== Segment start ==
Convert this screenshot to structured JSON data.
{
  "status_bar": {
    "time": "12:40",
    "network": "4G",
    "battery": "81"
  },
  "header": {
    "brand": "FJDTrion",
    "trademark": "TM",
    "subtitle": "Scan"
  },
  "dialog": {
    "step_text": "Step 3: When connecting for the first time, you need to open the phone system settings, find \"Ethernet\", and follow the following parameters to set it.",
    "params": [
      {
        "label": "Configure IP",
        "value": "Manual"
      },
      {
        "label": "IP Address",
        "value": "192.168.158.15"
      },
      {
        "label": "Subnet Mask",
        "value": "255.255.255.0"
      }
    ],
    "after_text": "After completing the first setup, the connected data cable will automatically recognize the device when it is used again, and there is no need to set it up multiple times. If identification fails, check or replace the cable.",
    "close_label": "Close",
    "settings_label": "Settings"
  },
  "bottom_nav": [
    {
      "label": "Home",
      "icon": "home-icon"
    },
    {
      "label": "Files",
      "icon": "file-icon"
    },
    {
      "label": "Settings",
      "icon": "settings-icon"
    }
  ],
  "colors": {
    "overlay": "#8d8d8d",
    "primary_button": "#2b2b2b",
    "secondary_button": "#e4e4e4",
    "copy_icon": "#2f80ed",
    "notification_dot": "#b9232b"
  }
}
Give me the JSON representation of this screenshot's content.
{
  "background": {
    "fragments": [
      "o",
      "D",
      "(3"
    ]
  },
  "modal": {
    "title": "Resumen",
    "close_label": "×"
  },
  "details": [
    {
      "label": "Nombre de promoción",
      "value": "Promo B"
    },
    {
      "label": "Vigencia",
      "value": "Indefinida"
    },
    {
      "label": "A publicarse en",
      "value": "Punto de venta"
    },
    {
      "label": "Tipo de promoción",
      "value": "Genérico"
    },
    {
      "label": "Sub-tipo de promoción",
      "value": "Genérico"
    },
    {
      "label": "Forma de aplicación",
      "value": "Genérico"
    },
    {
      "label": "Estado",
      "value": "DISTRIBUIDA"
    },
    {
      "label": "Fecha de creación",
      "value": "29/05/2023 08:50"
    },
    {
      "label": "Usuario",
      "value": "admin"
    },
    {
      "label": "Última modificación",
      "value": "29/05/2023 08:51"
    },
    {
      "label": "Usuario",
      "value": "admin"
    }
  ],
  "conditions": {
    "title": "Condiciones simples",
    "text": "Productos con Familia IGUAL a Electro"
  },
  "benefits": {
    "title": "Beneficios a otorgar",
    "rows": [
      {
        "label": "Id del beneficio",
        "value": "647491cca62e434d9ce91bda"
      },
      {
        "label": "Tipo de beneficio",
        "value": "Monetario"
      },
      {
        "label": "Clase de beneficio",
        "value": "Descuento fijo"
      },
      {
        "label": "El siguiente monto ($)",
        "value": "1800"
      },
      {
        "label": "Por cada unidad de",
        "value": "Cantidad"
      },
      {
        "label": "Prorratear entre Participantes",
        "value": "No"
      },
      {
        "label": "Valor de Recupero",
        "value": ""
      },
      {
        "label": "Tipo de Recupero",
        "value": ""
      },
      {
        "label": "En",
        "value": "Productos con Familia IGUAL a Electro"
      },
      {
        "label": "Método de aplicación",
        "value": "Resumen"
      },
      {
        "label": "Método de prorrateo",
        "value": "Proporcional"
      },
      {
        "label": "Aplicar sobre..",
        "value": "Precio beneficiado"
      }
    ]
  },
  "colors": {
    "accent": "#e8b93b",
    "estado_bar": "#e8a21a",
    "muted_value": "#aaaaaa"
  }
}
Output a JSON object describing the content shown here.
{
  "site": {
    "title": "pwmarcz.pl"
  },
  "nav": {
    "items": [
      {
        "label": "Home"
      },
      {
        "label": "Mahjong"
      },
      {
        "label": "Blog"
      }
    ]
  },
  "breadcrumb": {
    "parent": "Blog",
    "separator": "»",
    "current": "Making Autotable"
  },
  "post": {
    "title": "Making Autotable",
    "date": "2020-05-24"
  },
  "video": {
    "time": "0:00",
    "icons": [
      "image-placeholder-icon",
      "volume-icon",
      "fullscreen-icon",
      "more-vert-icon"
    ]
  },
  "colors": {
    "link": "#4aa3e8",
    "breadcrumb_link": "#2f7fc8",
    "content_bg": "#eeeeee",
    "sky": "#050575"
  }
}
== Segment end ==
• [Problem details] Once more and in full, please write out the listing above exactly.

• [Task output]
Convert this screenshot to structured JSON data.
{
  "status_bar": {
    "time": "12:40",
    "network": "4G",
    "battery": "81"
  },
  "header": {
    "brand": "FJDTrion",
    "trademark": "TM",
    "subtitle": "Scan"
  },
  "dialog": {
    "step_text": "Step 3: When connecting for the first time, you need to open the phone system settings, find \"Ethernet\", and follow the following parameters to set it.",
    "params": [
      {
        "label": "Configure IP",
        "value": "Manual"
      },
      {
        "label": "IP Address",
        "value": "192.168.158.15"
      },
      {
        "label": "Subnet Mask",
        "value": "255.255.255.0"
      }
    ],
    "after_text": "After completing the first setup, the connected data cable will automatically recognize the device when it is used again, and there is no need to set it up multiple times. If identification fails, check or replace the cable.",
    "close_label": "Close",
    "settings_label": "Settings"
  },
  "bottom_nav": [
    {
      "label": "Home",
      "icon": "home-icon"
    },
    {
      "label": "Files",
      "icon": "file-icon"
    },
    {
      "label": "Settings",
      "icon": "settings-icon"
    }
  ],
  "colors": {
    "overlay": "#8d8d8d",
    "primary_button": "#2b2b2b",
    "secondary_button": "#e4e4e4",
    "copy_icon": "#2f80ed",
    "notification_dot": "#b9232b"
  }
}
Give me the JSON representation of this screenshot's content.
{
  "background": {
    "fragments": [
      "o",
      "D",
      "(3"
    ]
  },
  "modal": {
    "title": "Resumen",
    "close_label": "×"
  },
  "details": [
    {
      "label": "Nombre de promoción",
      "value": "Promo B"
    },
    {
      "label": "Vigencia",
      "value": "Indefinida"
    },
    {
      "label": "A publicarse en",
      "value": "Punto de venta"
    },
    {
      "label": "Tipo de promoción",
      "value": "Genérico"
    },
    {
      "label": "Sub-tipo de promoción",
      "value": "Genérico"
    },
    {
      "label": "Forma de aplicación",
      "value": "Genérico"
    },
    {
      "label": "Estado",
      "value": "DISTRIBUIDA"
    },
    {
      "label": "Fecha de creación",
      "value": "29/05/2023 08:50"
    },
    {
      "label": "Usuario",
      "value": "admin"
    },
    {
      "label": "Última modificación",
      "value": "29/05/2023 08:51"
    },
    {
      "label": "Usuario",
      "value": "admin"
    }
  ],
  "conditions": {
    "title": "Condiciones simples",
    "text": "Productos con Familia IGUAL a Electro"
  },
  "benefits": {
    "title": "Beneficios a otorgar",
    "rows": [
      {
        "label": "Id del beneficio",
        "value": "647491cca62e434d9ce91bda"
      },
      {
        "label": "Tipo de beneficio",
        "value": "Monetario"
      },
      {
        "label": "Clase de beneficio",
        "value": "Descuento fijo"
      },
      {
        "label": "El siguiente monto ($)",
        "value": "1800"
      },
      {
        "label": "Por cada unidad de",
        "value": "Cantidad"
      },
      {
        "label": "Prorratear entre Participantes",
        "value": "No"
      },
      {
        "label": "Valor de Recupero",
        "value": ""
      },
      {
        "label": "Tipo de Recupero",
        "value": ""
      },
      {
        "label": "En",
        "value": "Productos con Familia IGUAL a Electro"
      },
      {
        "label": "Método de aplicación",
        "value": "Resumen"
      },
      {
        "label": "Método de prorrateo",
        "value": "Proporcional"
      },
      {
        "label": "Aplicar sobre..",
        "value": "Precio beneficiado"
      }
    ]
  },
  "colors": {
    "accent": "#e8b93b",
    "estado_bar": "#e8a21a",
    "muted_value": "#aaaaaa"
  }
}
Output a JSON object describing the content shown here.
{
  "site": {
    "title": "pwmarcz.pl"
  },
  "nav": {
    "items": [
      {
        "label": "Home"
      },
      {
        "label": "Mahjong"
      },
      {
        "label": "Blog"
      }
    ]
  },
  "breadcrumb": {
    "parent": "Blog",
    "separator": "»",
    "current": "Making Autotable"
  },
  "post": {
    "title": "Making Autotable",
    "date": "2020-05-24"
  },
  "video": {
    "time": "0:00",
    "icons": [
      "image-placeholder-icon",
      "volume-icon",
      "fullscreen-icon",
      "more-vert-icon"
    ]
  },
  "colors": {
    "link": "#4aa3e8",
    "breadcrumb_link": "#2f7fc8",
    "content_bg": "#eeeeee",
    "sky": "#050575"
  }
}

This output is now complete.